To put it simply, if you keep being told you're something early enough, often enough, by enough people in positions of authority, it's very difficult to insist that you're something else without being considered mad. "Thirty years ago, patients with serious cardiac disease resigned themselves to lives of immobility and restriction. They were told not to climb stairs, not to have sex, not to work too hard. Today's cardiologists say that if patients watch their diets and get regular exercise, they can often live normally. It's only psychiatrists who are still parroting the pessimism of a nineteenth-century theorist and telling their manic-depressive patients they'll never get better," writes Hornstein.
In Alias Grace, Atwood's central character is locked up as a criminal, institutionalized as a mad woman, regarded by some as a victim, by others as a martyr, and by everyone as extraordinary. As Agnes creates her jacket, so does Grace fabricate a quilt (each section of Atwood's novel is named after different quilt patterns) and thereby constructs an autobiographical "text" from different fabrics representing the people and places that have shaped her life. Agnes's jacket is also a document, unintelligible and yet profoundly significant, eerily compelling even though it is undecipherable. I keep going back to Atwood's novel to try to understand the mysteries of how the character is constructed and pieced together.
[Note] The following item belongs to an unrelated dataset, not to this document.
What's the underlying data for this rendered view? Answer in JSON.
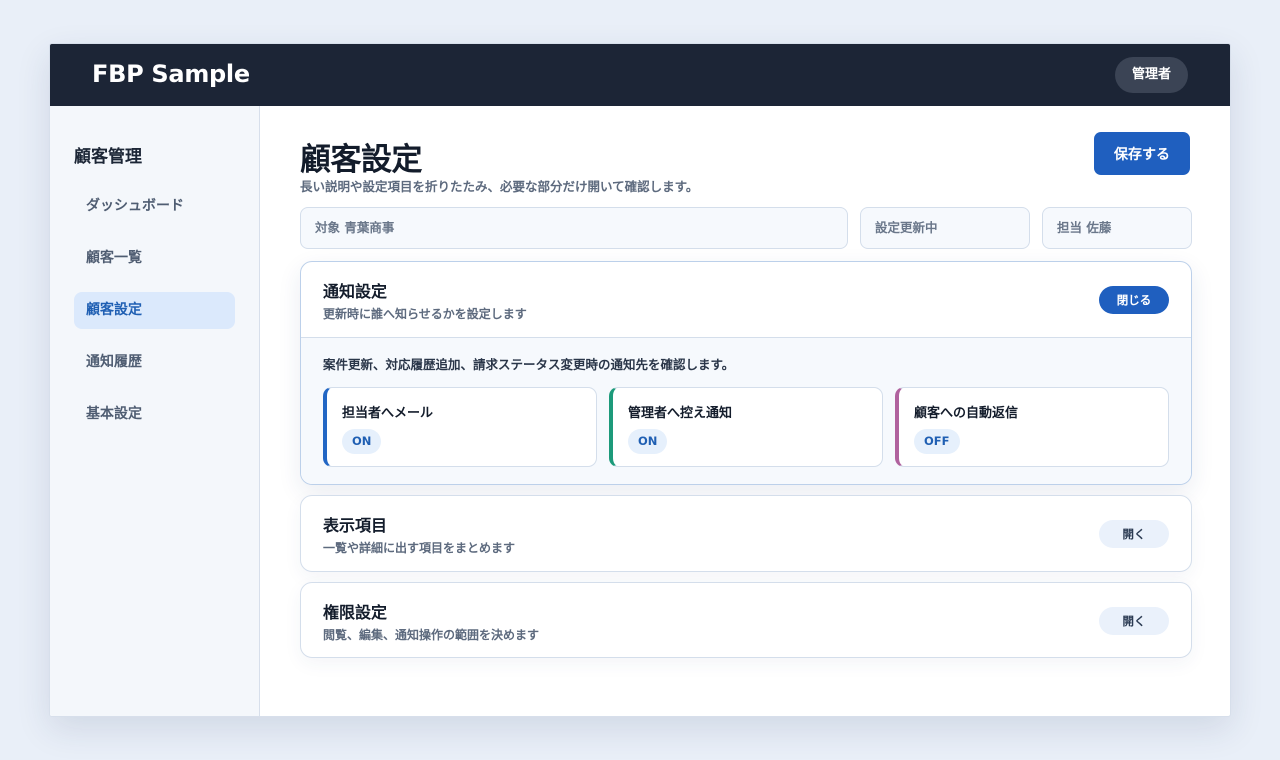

I have a feeling that I'll be returning to Hornstein's book for the very same reasons.